• **WHAT THE EXERCISE ASKS**: How many lines of these records hold the string "JSON"? Reply with the number alone.

• **GIVEN RECORDS**:
• • • • •
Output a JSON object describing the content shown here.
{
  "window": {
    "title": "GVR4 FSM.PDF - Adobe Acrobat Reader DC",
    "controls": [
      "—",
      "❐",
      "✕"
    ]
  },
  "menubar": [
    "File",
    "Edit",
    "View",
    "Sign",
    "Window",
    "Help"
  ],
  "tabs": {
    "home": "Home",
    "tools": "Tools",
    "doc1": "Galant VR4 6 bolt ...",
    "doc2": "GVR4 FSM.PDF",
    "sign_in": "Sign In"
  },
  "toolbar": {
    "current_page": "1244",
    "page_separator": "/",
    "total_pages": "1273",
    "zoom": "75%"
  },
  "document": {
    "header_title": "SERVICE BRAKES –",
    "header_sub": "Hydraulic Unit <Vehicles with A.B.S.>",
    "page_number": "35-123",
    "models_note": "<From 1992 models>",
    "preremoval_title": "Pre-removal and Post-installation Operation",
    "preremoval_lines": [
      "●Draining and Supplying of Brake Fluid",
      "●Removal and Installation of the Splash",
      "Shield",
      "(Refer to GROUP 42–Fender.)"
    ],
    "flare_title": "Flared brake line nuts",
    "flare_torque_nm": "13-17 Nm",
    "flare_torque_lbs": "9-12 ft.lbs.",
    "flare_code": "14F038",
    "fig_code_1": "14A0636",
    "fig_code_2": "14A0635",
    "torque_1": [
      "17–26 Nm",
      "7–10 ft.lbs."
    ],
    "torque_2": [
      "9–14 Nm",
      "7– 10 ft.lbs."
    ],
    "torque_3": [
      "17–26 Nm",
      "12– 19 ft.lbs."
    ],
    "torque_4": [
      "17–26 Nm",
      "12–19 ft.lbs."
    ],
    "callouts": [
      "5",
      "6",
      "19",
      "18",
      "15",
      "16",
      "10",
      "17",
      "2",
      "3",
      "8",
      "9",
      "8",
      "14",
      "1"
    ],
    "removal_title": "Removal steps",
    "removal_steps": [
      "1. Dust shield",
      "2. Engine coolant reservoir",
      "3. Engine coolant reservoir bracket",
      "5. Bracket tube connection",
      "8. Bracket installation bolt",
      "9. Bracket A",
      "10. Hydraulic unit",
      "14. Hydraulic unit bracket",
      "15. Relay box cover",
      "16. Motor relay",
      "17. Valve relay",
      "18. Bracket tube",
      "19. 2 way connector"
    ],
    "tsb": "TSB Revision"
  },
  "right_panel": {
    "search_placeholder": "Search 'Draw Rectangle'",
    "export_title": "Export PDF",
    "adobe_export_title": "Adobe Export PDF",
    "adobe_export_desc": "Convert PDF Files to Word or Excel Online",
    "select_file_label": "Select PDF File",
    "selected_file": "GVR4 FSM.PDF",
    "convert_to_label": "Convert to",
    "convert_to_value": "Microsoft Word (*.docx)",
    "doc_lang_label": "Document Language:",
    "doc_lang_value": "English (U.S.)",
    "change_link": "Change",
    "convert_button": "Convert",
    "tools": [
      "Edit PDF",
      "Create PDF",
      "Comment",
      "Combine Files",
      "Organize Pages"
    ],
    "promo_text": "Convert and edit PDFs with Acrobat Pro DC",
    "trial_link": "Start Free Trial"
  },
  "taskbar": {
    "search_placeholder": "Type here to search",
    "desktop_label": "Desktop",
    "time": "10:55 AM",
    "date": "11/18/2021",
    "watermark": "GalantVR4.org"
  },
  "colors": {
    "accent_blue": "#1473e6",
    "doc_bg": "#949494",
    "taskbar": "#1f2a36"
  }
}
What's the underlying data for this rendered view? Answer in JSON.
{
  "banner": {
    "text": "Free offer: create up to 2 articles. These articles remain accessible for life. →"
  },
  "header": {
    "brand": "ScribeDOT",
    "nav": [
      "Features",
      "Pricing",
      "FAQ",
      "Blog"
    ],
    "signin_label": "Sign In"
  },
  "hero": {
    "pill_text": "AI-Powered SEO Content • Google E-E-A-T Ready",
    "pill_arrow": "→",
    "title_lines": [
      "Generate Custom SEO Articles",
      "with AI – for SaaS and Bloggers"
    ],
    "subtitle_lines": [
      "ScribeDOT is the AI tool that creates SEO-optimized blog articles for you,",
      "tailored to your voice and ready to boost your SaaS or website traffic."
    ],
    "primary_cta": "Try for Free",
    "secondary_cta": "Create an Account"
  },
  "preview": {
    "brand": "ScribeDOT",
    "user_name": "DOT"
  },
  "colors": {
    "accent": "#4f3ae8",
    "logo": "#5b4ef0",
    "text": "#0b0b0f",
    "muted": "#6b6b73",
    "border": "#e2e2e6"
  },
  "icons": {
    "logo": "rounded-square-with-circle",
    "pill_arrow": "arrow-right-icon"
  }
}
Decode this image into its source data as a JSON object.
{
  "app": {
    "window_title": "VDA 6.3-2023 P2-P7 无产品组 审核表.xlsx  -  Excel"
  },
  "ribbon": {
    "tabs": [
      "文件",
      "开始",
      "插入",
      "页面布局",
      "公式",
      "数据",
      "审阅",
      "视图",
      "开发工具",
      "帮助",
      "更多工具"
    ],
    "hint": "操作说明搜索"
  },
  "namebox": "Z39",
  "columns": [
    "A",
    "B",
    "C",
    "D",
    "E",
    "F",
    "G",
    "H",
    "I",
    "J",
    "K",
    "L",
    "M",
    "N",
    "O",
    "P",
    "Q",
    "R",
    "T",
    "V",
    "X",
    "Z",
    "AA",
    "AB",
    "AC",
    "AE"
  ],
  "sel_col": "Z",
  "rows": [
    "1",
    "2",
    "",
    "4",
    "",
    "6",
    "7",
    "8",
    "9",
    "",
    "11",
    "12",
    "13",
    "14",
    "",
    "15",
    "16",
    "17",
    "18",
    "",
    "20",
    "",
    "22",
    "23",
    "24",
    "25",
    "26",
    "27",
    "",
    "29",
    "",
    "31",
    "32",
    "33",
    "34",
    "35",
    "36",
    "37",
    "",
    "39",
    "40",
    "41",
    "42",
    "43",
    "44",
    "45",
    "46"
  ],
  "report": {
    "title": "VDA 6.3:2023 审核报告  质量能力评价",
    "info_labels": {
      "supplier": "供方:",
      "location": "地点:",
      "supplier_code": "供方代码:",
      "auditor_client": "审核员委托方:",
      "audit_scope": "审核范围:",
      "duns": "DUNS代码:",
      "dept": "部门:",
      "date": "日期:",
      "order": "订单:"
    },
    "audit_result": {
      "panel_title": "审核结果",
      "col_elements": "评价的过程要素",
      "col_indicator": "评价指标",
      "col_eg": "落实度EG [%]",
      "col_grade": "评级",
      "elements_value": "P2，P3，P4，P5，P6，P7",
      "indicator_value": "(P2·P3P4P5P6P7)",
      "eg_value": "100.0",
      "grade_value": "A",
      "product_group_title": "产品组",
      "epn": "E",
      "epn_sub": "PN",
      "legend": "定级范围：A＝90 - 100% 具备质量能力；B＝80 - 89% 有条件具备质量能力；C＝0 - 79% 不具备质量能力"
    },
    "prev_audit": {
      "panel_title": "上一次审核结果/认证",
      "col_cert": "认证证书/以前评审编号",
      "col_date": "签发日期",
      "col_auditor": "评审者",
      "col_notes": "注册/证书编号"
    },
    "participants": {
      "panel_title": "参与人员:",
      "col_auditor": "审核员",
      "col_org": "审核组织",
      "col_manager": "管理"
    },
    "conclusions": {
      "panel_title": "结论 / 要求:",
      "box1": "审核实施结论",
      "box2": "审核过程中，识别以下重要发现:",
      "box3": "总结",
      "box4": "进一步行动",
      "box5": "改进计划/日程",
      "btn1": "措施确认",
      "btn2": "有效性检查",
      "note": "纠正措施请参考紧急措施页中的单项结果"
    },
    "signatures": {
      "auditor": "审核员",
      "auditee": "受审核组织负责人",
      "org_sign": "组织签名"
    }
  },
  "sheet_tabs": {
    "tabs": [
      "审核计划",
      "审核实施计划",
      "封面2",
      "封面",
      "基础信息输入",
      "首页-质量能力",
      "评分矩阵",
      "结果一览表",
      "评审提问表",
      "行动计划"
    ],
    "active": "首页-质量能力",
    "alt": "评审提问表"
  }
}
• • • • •
• **EXERCISE OUTPUT**: 3